Weekend Roundup: Rural Reality Stars
Life in the Mine
Tags: Life in the Mine
The latest reality show will be called “Coal.” (See the film clip above.)
Yes, joining fishermen (Deadliest Catch), Alaskan truck drivers (Ice Road Truckers) and loggers (Ax Men), West Virginia coal miners will be the next reality television stars. The first episode will appear March 30 on Spike TV.
• Republican Senators Mitch McConnell and Rand Paul of Kentucky, meanwhile, wrote Sunday that “an overreaching Environmental Protection Agency in Washington is blocking new jobs for Kentuckians by waging a war on coal.”
The senators believe the EPA is using its power to grant, deny or delay permits to restrict mining. McConnell and Paul had introduced federal legislation that would require the EPA to act on a permit request within 60 days of an application.
• The National Pork Board has a new slogan: Pork Be Inspired.
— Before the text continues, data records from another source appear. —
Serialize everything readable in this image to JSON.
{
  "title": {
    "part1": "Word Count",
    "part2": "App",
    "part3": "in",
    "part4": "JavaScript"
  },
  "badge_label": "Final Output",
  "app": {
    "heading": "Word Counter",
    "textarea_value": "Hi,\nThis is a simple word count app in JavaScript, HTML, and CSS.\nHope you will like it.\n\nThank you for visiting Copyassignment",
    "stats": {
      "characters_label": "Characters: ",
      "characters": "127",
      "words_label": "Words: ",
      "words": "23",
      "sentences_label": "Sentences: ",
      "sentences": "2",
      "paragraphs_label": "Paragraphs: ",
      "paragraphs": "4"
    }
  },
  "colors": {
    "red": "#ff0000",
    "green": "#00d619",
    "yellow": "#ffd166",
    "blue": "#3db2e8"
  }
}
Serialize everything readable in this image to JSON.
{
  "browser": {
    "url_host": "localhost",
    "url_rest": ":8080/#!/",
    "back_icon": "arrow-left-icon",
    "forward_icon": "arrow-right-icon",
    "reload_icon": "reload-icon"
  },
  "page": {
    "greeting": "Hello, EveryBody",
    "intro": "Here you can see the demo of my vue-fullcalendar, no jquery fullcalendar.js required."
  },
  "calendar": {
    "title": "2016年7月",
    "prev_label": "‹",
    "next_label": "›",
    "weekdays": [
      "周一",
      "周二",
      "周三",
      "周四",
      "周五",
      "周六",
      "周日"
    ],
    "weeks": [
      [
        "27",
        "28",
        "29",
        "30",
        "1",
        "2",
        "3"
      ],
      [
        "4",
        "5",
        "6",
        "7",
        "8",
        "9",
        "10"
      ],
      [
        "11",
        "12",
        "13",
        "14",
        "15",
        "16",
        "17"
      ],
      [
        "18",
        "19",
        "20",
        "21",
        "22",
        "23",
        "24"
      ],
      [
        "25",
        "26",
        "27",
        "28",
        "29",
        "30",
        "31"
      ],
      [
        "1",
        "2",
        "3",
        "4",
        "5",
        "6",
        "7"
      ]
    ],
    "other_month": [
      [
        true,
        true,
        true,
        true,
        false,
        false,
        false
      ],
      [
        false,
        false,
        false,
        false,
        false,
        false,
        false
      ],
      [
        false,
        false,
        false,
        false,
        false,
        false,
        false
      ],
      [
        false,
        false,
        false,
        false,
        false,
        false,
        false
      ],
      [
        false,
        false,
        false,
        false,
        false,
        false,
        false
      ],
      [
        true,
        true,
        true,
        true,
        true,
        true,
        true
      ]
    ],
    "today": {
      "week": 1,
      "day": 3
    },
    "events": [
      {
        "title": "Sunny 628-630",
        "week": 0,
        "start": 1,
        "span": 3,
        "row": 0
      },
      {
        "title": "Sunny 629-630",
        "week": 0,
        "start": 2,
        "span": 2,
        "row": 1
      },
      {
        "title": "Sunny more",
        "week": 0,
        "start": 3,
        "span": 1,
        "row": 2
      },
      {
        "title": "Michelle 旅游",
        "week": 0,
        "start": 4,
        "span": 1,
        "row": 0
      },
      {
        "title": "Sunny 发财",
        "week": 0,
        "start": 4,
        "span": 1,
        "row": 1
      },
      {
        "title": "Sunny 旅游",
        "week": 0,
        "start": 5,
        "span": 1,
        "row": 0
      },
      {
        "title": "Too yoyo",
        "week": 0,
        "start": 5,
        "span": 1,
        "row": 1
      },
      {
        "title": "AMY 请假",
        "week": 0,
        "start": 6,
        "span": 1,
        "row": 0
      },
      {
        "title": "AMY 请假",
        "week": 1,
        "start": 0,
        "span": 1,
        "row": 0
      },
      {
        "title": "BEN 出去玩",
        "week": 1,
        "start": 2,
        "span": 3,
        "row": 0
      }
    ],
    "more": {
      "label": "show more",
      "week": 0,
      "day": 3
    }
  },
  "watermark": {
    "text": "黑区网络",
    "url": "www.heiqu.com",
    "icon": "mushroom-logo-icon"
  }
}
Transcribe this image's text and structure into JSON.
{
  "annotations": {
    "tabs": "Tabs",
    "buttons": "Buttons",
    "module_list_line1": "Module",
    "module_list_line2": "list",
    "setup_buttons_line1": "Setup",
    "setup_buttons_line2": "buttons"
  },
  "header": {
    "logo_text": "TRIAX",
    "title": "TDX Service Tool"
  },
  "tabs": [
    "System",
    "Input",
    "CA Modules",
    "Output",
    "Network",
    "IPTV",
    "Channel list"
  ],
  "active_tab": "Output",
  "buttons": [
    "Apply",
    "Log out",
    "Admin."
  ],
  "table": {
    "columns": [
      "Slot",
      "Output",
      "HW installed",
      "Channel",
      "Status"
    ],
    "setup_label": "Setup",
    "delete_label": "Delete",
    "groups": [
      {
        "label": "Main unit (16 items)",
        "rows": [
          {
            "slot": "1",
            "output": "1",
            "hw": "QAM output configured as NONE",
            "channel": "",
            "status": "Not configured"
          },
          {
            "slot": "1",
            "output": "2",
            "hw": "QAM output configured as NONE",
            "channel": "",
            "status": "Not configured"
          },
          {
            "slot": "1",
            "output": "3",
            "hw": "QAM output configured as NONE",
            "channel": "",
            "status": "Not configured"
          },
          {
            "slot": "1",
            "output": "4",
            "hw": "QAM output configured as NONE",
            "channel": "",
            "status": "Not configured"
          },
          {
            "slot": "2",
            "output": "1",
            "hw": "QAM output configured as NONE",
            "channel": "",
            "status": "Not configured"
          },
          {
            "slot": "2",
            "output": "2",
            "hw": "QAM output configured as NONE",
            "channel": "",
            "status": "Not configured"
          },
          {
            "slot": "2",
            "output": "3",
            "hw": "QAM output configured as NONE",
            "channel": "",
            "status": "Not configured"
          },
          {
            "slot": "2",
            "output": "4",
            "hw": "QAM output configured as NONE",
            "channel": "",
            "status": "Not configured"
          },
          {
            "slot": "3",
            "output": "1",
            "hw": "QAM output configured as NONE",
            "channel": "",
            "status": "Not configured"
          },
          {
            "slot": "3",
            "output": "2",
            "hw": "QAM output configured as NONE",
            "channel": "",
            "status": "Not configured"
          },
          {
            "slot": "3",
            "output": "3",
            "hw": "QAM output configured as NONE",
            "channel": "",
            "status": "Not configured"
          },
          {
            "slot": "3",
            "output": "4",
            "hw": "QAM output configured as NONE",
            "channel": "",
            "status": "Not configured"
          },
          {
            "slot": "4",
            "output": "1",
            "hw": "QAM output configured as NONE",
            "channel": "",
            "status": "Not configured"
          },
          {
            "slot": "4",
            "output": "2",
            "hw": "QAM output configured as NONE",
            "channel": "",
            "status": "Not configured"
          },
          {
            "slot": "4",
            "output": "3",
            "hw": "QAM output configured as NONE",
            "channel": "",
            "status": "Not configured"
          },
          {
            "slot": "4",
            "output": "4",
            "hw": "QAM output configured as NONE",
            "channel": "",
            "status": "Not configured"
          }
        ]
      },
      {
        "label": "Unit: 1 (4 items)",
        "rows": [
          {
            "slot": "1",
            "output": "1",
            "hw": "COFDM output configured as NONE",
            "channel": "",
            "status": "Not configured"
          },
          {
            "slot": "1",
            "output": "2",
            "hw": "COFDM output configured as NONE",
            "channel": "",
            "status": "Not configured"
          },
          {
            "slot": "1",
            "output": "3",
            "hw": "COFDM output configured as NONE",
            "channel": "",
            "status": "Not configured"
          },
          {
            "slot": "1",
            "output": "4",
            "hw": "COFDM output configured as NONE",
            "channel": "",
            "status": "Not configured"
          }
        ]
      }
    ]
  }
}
These are the same folks who came up with “Pork, the Other White Meat.”
We read that “Pork Be Inspried goes beyond basic cooking education and health, promoting a deeper, more personal level of engagement with existing pork consumers.” It is aimed at those who are “passionate enough about (pork) that they’ll experiment with pork in the kitchen and tell others,” reports Brownfield.
“Passion,” “deeper, more personal level of engagement” with pork? We like our country ham, but that’s as far as we’re willing to commit.
• The new Republican member of Congress from South Dakota, Kristi Noem, didn’t get a seat on the Ag committee, the first time in some years the state doesn’t have a representative there.
Noem does say it will help rural America that she’s on the Education committee. “It’s important to have someone from a rural state talk about how education works in a state like ours, compared to California or Washington,” she said.
• The National Center for Frontier Communities has moved to Silver City, New Mexico, where it has formed a partnership with Western New Mexico University.